▶ Extracted material
= = =

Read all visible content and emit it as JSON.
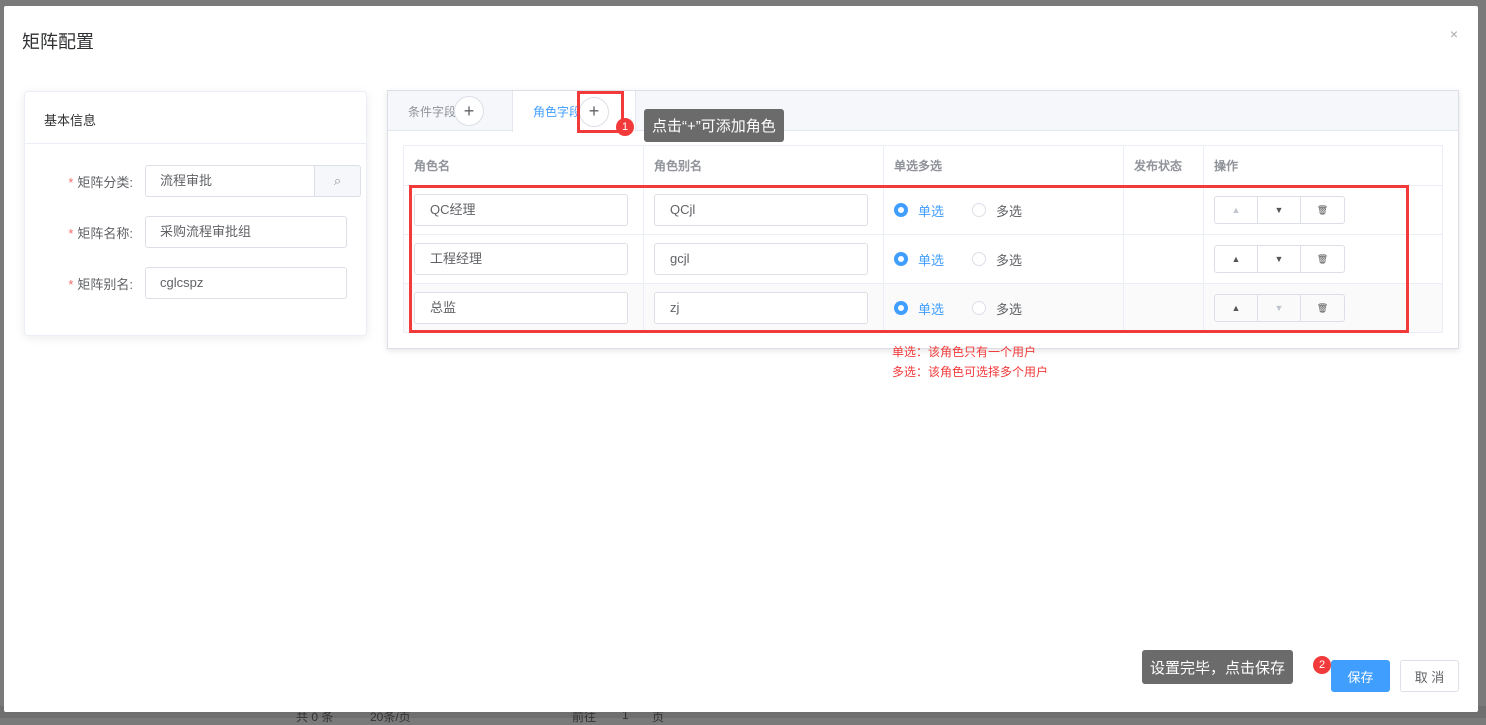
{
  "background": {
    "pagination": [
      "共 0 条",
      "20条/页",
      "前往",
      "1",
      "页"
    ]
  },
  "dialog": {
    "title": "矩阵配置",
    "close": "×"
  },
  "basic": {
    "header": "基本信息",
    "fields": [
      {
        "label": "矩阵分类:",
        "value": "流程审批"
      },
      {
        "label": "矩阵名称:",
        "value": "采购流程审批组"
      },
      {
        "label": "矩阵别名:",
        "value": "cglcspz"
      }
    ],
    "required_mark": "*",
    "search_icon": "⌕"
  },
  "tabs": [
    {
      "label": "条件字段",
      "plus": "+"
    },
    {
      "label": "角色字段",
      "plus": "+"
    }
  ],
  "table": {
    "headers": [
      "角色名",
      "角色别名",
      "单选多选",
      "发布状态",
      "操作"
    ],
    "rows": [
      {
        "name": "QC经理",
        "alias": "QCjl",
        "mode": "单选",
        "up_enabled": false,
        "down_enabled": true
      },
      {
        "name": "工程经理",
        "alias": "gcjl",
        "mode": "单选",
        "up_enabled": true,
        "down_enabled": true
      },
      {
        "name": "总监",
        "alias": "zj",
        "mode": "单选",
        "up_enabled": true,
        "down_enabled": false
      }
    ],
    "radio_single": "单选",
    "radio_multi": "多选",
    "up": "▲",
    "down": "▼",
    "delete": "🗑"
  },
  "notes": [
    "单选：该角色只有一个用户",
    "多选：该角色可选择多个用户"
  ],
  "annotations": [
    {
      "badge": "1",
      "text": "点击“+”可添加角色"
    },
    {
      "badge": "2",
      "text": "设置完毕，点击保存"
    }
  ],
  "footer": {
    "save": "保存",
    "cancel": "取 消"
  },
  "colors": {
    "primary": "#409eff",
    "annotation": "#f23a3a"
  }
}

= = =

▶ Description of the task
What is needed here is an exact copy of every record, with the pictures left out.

▶ Task result
Read all visible content and emit it as JSON.
{
  "background": {
    "pagination": [
      "共 0 条",
      "20条/页",
      "前往",
      "1",
      "页"
    ]
  },
  "dialog": {
    "title": "矩阵配置",
    "close": "×"
  },
  "basic": {
    "header": "基本信息",
    "fields": [
      {
        "label": "矩阵分类:",
        "value": "流程审批"
      },
      {
        "label": "矩阵名称:",
        "value": "采购流程审批组"
      },
      {
        "label": "矩阵别名:",
        "value": "cglcspz"
      }
    ],
    "required_mark": "*",
    "search_icon": "⌕"
  },
  "tabs": [
    {
      "label": "条件字段",
      "plus": "+"
    },
    {
      "label": "角色字段",
      "plus": "+"
    }
  ],
  "table": {
    "headers": [
      "角色名",
      "角色别名",
      "单选多选",
      "发布状态",
      "操作"
    ],
    "rows": [
      {
        "name": "QC经理",
        "alias": "QCjl",
        "mode": "单选",
        "up_enabled": false,
        "down_enabled": true
      },
      {
        "name": "工程经理",
        "alias": "gcjl",
        "mode": "单选",
        "up_enabled": true,
        "down_enabled": true
      },
      {
        "name": "总监",
        "alias": "zj",
        "mode": "单选",
        "up_enabled": true,
        "down_enabled": false
      }
    ],
    "radio_single": "单选",
    "radio_multi": "多选",
    "up": "▲",
    "down": "▼",
    "delete": "🗑"
  },
  "notes": [
    "单选：该角色只有一个用户",
    "多选：该角色可选择多个用户"
  ],
  "annotations": [
    {
      "badge": "1",
      "text": "点击“+”可添加角色"
    },
    {
      "badge": "2",
      "text": "设置完毕，点击保存"
    }
  ],
  "footer": {
    "save": "保存",
    "cancel": "取 消"
  },
  "colors": {
    "primary": "#409eff",
    "annotation": "#f23a3a"
  }
}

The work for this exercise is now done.